Human development urges us to evolve into beings with greater experience, wider perceptions, newer capabilities, and fresher possibilities for growth.
According to the Chinese calendar, on February 8 we leave the Year of the Sheep and enter the Year of the Monkey. But for me, 2015 was the Year of Boomeritis.
Perhaps you’ve heard of the term. It was first coined in 1999 by Dr. Nicholas A. DiNubile, an orthopedic surgeon at the Hospital of the University of Pennsylvania, who defined it as any injury incurred by a Baby Boomer, usually in the course of doing some kind of physical activity such as exercising or playing a sport. But I prefer to define it more broadly as a cognitive condition in which we Boomers mistakenly assume that we are the same people physically, mentally, emotionally, and spiritually as we were decades earlier. And act like it.
So imagine my rude awakening at the gym when I believed I could handle the same vigorous weight-training regimen I performed in my 30s. Wrong. I tore muscles in my right shoulder and pulled a ligament in my left wrist, which together required a year of physical therapy to heal.
Now lest it appear that I’m being ageist here, I can assure you I’m not. Ageism is the unfair misperception and discrimination that result from attributing something to aging that has nothing to do with it. But there is truth to the physical manifestation of Boomeritis. Physiologically, most of us will undergo some deterioration as we get older. Of course, one should never assume that every older adult suffers Boomeritis, as there are many in my generation and older who are more physically fit now than they ever were in their 20s or 30s, probably because they have shed bad habits and taken greater care of their bodies. But I suspect most physicians would say that these people, given more time, will also feel some physical changes.
Nevertheless –– and here is where Boomeritis itself promotes ageism –– if we have been living a life of vitality and purpose, we can’t possibly be the same people physically, mentally, emotionally, and spiritually as we were decades earlier. Nor should we want to be. Believing that we can (and should) halt time is an ageist attitude that does us a disservice. Human development urges us to evolve into beings with greater experience, wider perceptions, newer capabilities, and fresher possibilities for regeneration.
A surprising benefit from my bout with Boomeritis has been the chance to get to know a genial, highly competent physical therapist named Matt. A Millennial, Matt is in the fortunate position of working with older adults every day, getting to know and appreciate us as the complex, interesting people we are. Conversely, as he helps ease our pain and heal our injuries, he shares his interesting complexity with us. Similarly, during my bank visits, I thoroughly enjoy all-too-short, eye-opening conversations with the tellers and managers (all Millennials and Gen Xers) on various social topics. I have surprised them and they have surprised me as we mutually disprove the many false stereotypes of age. And I’ve developed a real appreciation for this intergenerational interaction.

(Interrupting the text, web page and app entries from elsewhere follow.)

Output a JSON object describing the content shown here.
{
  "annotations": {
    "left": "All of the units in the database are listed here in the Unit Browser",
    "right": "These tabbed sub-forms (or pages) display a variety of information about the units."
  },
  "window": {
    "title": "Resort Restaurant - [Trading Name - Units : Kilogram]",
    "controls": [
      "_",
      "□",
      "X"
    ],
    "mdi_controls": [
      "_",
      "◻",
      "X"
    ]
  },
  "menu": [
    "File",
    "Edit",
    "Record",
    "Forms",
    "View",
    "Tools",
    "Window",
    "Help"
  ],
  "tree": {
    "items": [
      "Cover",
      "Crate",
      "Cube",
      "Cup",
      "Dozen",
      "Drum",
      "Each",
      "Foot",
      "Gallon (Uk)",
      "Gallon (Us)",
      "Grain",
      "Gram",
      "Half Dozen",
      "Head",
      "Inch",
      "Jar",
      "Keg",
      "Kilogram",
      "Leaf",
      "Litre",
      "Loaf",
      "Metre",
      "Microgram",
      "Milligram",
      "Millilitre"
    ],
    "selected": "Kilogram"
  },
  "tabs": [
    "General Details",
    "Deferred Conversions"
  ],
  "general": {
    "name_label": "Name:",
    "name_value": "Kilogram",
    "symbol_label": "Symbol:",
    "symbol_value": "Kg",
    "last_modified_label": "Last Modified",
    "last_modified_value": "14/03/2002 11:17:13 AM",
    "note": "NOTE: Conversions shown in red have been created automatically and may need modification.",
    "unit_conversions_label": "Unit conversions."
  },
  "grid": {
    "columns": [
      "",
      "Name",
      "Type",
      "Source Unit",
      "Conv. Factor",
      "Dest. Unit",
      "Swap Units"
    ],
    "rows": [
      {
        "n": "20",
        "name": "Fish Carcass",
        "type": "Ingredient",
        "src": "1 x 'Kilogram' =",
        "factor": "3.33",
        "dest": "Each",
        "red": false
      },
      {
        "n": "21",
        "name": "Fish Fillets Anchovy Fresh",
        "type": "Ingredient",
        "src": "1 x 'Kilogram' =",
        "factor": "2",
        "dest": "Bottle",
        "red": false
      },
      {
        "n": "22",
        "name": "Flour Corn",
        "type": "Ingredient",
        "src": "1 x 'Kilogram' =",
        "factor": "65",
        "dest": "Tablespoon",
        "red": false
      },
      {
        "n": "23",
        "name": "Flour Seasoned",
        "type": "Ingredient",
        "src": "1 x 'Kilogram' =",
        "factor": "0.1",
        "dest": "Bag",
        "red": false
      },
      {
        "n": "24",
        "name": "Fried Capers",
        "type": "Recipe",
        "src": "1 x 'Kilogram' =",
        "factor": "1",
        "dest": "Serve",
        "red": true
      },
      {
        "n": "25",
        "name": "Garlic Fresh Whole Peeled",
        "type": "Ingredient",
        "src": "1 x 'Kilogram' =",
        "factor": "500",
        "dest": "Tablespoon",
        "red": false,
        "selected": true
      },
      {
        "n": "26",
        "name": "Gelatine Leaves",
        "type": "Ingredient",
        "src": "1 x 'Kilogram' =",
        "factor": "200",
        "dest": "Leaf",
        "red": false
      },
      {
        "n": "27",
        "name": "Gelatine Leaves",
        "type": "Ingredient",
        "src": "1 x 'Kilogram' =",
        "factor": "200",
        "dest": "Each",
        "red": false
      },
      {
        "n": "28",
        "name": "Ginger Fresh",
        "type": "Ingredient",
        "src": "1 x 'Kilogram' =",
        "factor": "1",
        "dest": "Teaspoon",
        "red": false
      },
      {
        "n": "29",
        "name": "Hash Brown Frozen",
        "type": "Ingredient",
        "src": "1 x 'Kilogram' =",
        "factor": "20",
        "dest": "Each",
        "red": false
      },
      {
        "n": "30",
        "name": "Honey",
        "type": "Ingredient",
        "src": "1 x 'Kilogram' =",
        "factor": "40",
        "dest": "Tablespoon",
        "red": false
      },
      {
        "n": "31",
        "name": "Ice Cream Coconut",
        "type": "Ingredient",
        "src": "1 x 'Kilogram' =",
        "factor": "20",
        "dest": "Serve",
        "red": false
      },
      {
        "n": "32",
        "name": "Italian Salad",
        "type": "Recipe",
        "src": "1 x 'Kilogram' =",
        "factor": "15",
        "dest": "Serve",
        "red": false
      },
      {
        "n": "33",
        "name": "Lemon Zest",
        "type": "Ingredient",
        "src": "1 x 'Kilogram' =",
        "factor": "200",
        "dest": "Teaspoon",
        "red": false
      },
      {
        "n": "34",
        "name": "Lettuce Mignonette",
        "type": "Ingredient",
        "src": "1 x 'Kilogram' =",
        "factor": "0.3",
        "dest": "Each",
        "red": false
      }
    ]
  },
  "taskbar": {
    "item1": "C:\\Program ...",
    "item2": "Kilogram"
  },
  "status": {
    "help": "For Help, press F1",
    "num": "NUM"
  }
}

In the course of a typical day (and with the exception of encounters with immediate family), I and many other older adults who are retired or live in generationally segregated communities or work and socialize only with others our age have very few personal interactions with younger people. And I’m convinced that we are the lesser for it. When nonrelated individuals of different generations are artificially separated, either by necessity or choice, what often results are an ignorance and intolerance of one another’s special insights that can be mutually enlightening and beneficial.
For my part, I hope to find more opportunities to mingle with decades-younger and -older people and, if I’m lucky, to establish friendships with them. I want to keep learning from them and, in turn, share my Boomer-based wisdom. As I see it, if we want to thrive, no matter our age, we need to find cultural ways to increase intergenerational communication, activity, and relationship. Precisely because we are in different places in the lifespan physically, mentally, emotionally, and spiritually, we can enrich everyone’s life by helping one another to grow.
And maybe in the process, we can create a social environment that stimulates “re-generation” of all kinds and keeps people like me from falling prey to the cognitive condition of Boomeritis.
Article originally published at changingaging.org.